Hands up anyone who has ever seen the chairman of BP (and I don't mean Peter Sutherland, because he has retired) and take a gold star if you can remember either his name or what he looks like. I was at a big City party last week where his name was on the guest list, but no one in the room knew whether he was there or not.
Interesting isn't it that this should be so when BP is facing its biggest public relations crisis in decades and is being positioned by US government as something even more hateful than Goldman Sachs. That's when you need someone who can smooze at the very top level. Whatever happened to the idea that a chairman's job was to be the public ambassador of the firm and support the chief executive in his hour of need?
Or take Sir Martin Broughton. Everyone knows he is chairman of Liverpool Football Club, parachuted in to try to find a buyer willing to pay a price for the club so eye-wateringly over the top that even Tom Hicks, the American private equity tycoon, will accept it.
But how many of you know who the chairman of British Airways is? No, it is not Lord King - he died years ago - and it is not Willie Walsh. He is chief executive.
In fact, it is Martin Broughton. But despite the fact that BA is battling its way through a hugely damaging series of strikes and having to fight a PR war, the outcome of which will probably determine who wins the industrial dispute, the only person you see fronting the battle is Walsh and he looks a bit lonely.
And so to Marks & Spencer, where chairman Sir Stuart Rose will shortly head for the exit. One would have thought there would be a bus-load of people after Rose's job, but that appears not to be the case.
There is something going on here.

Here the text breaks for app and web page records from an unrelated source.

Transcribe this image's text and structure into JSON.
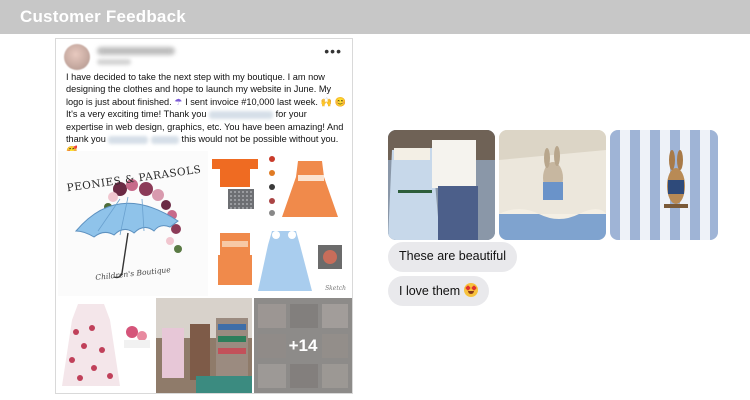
{
  "header": {
    "title": "Customer Feedback"
  },
  "post": {
    "more_label": "•••",
    "text_line1": "I have decided to take the next step with my boutique. I am now designing the clothes and hope to launch my website in June. My logo is just about finished.",
    "text_line2": "I sent invoice #10,000 last week.",
    "text_line3": "It's a very exciting time! Thank you",
    "text_line4": "for your expertise in web design, graphics, etc. You have been amazing! And thank you",
    "text_line5": "this would not be possible without you.",
    "logo_title": "PEONIES & PARASOLS",
    "logo_subtitle": "Children's Boutique",
    "more_photos": "+14"
  },
  "chat": {
    "bubble1": "These are beautiful",
    "bubble2": "I love them"
  },
  "colors": {
    "header_bg": "#c7c7c7",
    "bubble_bg": "#e9e9ec",
    "umbrella": "#8fc3ea",
    "gingham_orange": "#f08a4b"
  },
  "icons": [
    "more-options-icon",
    "umbrella-icon",
    "heart-eyes-emoji-icon"
  ]
}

You get the feeling that all the corporate governance stuff is delivering us chairmen who are so focused on getting the right gender balance on the board, the right challenge to the chief executive and ticking all the other boxes that they have forgotten the job is actually about leadership.
Anthony Hilton is City commentator on London's Evening Standard